“For younger children, if they’ve got a positive relationship with their grandparents, that will stand them in good stead the rest of their lives, because grandparents often do have the time and space to be attentive and affirming and validating. The kids can have fun with their grandparents often and learn nice things.”
Edgar Liu, a senior research fellow at the University of New South Wales’ City Futures Research Centre, who has researched multigenerational living, agreed.
“When it comes to different age groups, grandparents particularly liked having grandchildren around.” Liu said. “And that goes the same with parents, the middle generation as well, they actually like having a family connection across the different generations, that they can actually pass on knowledge, from one generation to the next.”
Liu said that while housing affordability is one of the key drivers behind the growth in multigenerational living in Australia, those he interviewed said that companionship is one of the biggest benefits. But that constant companionship can also come with its challenges.
“I remember this one quote [from an interviewee]: ‘It’s great that there’s always someone there, but at the same time, there’s always someone there. You just can’t escape.’”
But as in any relationship, Shaw said, open and honest communication is key.
“Even calling family meetings,” she said, “it sounds like something you do on television, but sometimes you can go around the room and say, ‘Let’s all talk about one thing that we appreciate about how we’ve managed this, and what’s one thing that’s really annoying that we could change.’ Then it’s a norm, it’s a group norm that everyone’s had permission to say something.”
After several months of lockdown, Melbourne has finally got the virus under control, having recorded zero new cases for the past month. It’s a relief. The kids are back in school, and we’re allowed to go out and meet friends. But the kids are especially happy they get to do what they love doing with Grandma outside the confines of the house and garden.
“My favorite thing to do with Grandma is go to the library,” Amelie said. “We get to choose one or two books of our choice, and I usually choose chapter books.
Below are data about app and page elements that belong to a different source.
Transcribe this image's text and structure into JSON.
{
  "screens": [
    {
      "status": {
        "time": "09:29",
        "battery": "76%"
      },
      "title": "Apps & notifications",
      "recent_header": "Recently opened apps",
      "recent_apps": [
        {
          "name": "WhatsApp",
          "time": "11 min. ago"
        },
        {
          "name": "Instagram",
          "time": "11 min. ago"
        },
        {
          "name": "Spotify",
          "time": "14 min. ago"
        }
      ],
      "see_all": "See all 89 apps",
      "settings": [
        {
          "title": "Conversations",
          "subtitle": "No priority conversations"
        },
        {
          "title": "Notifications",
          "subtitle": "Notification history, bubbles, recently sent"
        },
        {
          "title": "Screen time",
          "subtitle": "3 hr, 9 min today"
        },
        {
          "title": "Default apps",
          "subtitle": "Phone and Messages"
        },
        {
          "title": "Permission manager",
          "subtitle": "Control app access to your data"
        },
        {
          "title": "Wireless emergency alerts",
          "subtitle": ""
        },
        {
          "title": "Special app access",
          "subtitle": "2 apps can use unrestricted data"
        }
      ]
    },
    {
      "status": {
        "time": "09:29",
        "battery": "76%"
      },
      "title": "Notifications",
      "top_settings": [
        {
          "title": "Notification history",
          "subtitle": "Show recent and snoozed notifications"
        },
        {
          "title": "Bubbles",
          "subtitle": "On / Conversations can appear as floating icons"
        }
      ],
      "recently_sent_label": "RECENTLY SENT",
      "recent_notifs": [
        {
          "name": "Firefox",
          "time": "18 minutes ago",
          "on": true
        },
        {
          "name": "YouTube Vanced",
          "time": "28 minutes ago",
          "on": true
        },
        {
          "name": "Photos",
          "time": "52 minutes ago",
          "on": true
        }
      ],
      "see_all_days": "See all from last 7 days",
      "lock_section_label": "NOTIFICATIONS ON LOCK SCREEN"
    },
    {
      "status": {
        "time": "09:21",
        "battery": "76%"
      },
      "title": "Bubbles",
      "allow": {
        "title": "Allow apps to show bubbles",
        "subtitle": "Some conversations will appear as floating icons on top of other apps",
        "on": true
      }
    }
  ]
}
And my second favorite thing is probably going to the park after the library, cause we bring biscuits and have a picnic.”
Still, there’s plenty of time at home for the kids to hang out with their grandmother and keep her up to date on the latest schoolyard games from rock, paper, scissors to Uno and two truths and a lie.